Time to disassemble and compare the Shimano Dura-Ace 9000 11 speed cassette! I had previously compared the Ultegra 6800 cassette with the Shimano 105 5800 cassette, both 11 speeds.

How does the Dura-Ace cassette differ from the other cassettes? What extra feature do you get for the higher cost of the cassette? Let's find out.

11-25T cassette, installed on the Dahon Boardwalk during the upgrade to 11 speeds.

Being a compact 11-25T cassette, it weighs very little, at only 176 grams. This is much lighter than the 11-28T Ultegra or 105 cassettes which weigh well over 200 grams.

Exploded view of the cassette sprockets! 11-12-13-14-15-16-17-19-21-23-25 gear combination.

Lots of holes and grooves on the sprockets, to maximise the weight savings.

One difference that I noticed between this Dura-Ace cassette and the Ultegra cassette is that the spiders on the sprockets are designed differently. For the Ultegra cassette, the 1st to 3rd largest sprockets are riveted together, while the 4th and 5th sprockets are also riveted together on another spider.

As for the Dura-Ace cassette, the 1st and 2nd largest sprockets are riveted together, and the 3rd to 5th sprockets on another spider. This arrangement of sprockets on the spiders are different between the cassettes.

The major difference between this Dura-Ace cassette and the other cassettes is the use of titanium for the largest 5 sprockets. This translates into a good amount of weight saving, but at a much higher cost.

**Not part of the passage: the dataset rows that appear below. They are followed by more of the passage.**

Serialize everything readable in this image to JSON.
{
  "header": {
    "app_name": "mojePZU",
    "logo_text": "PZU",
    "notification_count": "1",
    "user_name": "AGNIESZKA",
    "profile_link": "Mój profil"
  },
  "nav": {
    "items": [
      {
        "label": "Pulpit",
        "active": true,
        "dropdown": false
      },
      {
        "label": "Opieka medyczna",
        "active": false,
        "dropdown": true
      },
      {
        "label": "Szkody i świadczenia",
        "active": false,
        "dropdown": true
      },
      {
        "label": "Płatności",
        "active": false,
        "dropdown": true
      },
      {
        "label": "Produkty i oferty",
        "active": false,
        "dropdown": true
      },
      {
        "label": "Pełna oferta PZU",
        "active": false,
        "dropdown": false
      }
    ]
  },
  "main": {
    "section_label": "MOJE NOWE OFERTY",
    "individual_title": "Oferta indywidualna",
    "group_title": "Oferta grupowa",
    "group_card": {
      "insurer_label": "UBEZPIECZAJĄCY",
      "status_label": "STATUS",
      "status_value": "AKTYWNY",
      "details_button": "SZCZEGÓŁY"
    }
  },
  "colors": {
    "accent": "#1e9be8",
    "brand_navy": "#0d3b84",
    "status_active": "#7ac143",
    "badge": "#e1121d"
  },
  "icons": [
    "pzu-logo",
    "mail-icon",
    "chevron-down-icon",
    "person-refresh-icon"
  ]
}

Weight of the largest 2 sprockets. Made of titanium for maximum weight savings.

The next 3 sprockets are also made of titanium. Riveted onto a carbon fibre composite spider.

Together, the largest 5 titanium sprockets weigh only 95 grams, which is just slightly more than half the weight of the entire cassette.

11-25T printed on the largest aluminium spider with the 23T and 25T sprockets.

Next 3 gears are the 17T, 19T and 21T sprockets.

Interesting layout of the rivets and shape of the carbon fibre composite spider. This design seems to enable the sprockets to reinforce each other for greater strength.

All 5 titanium sprockets, mounted to the 2 different spiders. Aluminium spider on the left, carbon fibre composite spider on the right.

Difference in surface finishing between the steel sprocket on the left and the titanium sprocket on the right.

The main advantage of the Dura-Ace cassette over the Ultegra and 105 cassettes is the weight. Other than that, the shifting performance would probably be similar. For most people, using the Ultegra cassette is a good option as it shifts well and is also quite affordable. The Dura-Ace cassette is a luxury that is nice to have but not really necessary, even for competitive riding.